What needs to be done: Restate every entry word for word.
*** Opening Given data ***
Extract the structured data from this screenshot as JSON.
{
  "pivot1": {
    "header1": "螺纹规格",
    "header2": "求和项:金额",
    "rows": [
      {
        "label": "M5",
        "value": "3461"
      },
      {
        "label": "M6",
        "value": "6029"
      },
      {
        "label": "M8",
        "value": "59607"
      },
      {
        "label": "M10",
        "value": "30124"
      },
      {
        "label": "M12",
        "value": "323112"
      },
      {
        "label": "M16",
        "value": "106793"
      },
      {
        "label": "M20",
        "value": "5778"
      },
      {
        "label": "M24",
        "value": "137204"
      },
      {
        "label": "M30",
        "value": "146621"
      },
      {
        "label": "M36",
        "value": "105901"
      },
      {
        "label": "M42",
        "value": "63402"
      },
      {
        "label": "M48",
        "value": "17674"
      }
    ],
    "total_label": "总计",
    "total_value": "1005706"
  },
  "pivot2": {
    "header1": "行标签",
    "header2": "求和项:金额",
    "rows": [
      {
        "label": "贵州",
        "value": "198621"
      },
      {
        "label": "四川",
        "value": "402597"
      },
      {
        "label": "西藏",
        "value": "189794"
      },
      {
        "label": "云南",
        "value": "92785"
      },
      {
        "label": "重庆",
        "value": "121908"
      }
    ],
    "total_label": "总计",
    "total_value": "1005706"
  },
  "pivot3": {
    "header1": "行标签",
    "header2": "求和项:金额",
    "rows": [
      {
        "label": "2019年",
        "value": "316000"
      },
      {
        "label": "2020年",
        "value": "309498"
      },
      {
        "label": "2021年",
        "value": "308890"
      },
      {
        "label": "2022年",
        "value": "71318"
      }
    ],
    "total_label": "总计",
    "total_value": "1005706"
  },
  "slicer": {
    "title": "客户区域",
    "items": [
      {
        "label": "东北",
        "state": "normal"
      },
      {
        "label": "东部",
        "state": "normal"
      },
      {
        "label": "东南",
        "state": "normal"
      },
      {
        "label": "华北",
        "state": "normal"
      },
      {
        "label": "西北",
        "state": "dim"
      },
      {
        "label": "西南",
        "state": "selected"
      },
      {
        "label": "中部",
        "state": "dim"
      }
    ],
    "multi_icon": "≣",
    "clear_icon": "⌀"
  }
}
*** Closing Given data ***
Solved problem:
Extract the structured data from this screenshot as JSON.
{
  "pivot1": {
    "header1": "螺纹规格",
    "header2": "求和项:金额",
    "rows": [
      {
        "label": "M5",
        "value": "3461"
      },
      {
        "label": "M6",
        "value": "6029"
      },
      {
        "label": "M8",
        "value": "59607"
      },
      {
        "label": "M10",
        "value": "30124"
      },
      {
        "label": "M12",
        "value": "323112"
      },
      {
        "label": "M16",
        "value": "106793"
      },
      {
        "label": "M20",
        "value": "5778"
      },
      {
        "label": "M24",
        "value": "137204"
      },
      {
        "label": "M30",
        "value": "146621"
      },
      {
        "label": "M36",
        "value": "105901"
      },
      {
        "label": "M42",
        "value": "63402"
      },
      {
        "label": "M48",
        "value": "17674"
      }
    ],
    "total_label": "总计",
    "total_value": "1005706"
  },
  "pivot2": {
    "header1": "行标签",
    "header2": "求和项:金额",
    "rows": [
      {
        "label": "贵州",
        "value": "198621"
      },
      {
        "label": "四川",
        "value": "402597"
      },
      {
        "label": "西藏",
        "value": "189794"
      },
      {
        "label": "云南",
        "value": "92785"
      },
      {
        "label": "重庆",
        "value": "121908"
      }
    ],
    "total_label": "总计",
    "total_value": "1005706"
  },
  "pivot3": {
    "header1": "行标签",
    "header2": "求和项:金额",
    "rows": [
      {
        "label": "2019年",
        "value": "316000"
      },
      {
        "label": "2020年",
        "value": "309498"
      },
      {
        "label": "2021年",
        "value": "308890"
      },
      {
        "label": "2022年",
        "value": "71318"
      }
    ],
    "total_label": "总计",
    "total_value": "1005706"
  },
  "slicer": {
    "title": "客户区域",
    "items": [
      {
        "label": "东北",
        "state": "normal"
      },
      {
        "label": "东部",
        "state": "normal"
      },
      {
        "label": "东南",
        "state": "normal"
      },
      {
        "label": "华北",
        "state": "normal"
      },
      {
        "label": "西北",
        "state": "dim"
      },
      {
        "label": "西南",
        "state": "selected"
      },
      {
        "label": "中部",
        "state": "dim"
      }
    ],
    "multi_icon": "≣",
    "clear_icon": "⌀"
  }
}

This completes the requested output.